Our journal did not come into the world with authority and certainty but did so, instead, with some hesitation and tentativeness. The narrator of Jonathan Swift’s eighteenth-century satire on modern learning, A Tale of a Tub (1704) claims for himself “an absolute authority in right” as the “last writer” and “freshest modern.” We make no such claim. At this point we may be both new and fresh, but we need to feel our way, to discover what is out there and what we might realistically expect to come into our own purview. But tentativeness is good. It allows us to be responsive to a variety of articles so long as they satisfy our goal of exploring film and mind. Tentativeness also allows us a sustained and continuing debate.
The Aberrant Movements and Posthumanist Mutations of Body, Identity, and Matter in Lu Yang's Uterus Man

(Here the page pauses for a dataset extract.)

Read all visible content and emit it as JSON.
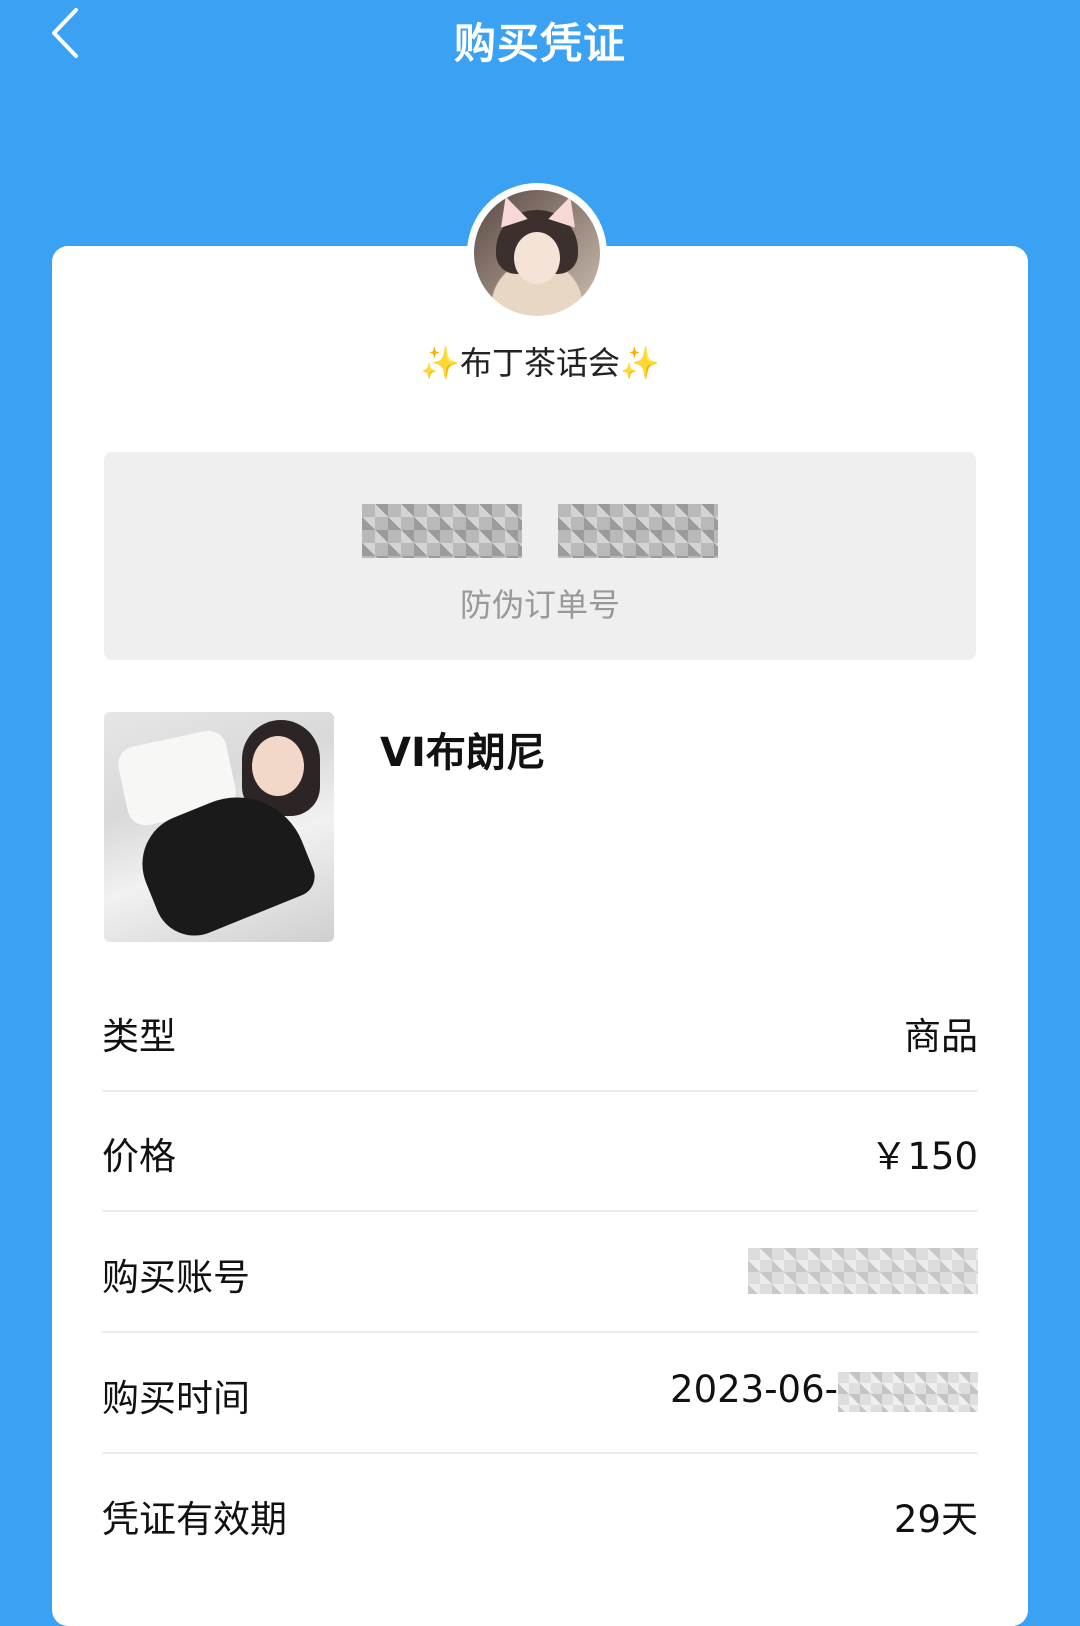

confirms the absolute value of reproductive futurism” (2004: 3). On the other hand, queer subjects are then associated with the death drive for Edelman: “The death drive names what the queer, in the order of the social , is called forth to figure: the
its tribe (whether racial or ethnic) under the absolute rule and authority of a leader who is granted complete authority. This devotion to tribe and tribal leader takes on a quasi-religious aspect, becoming a powerful force of inspiration and direction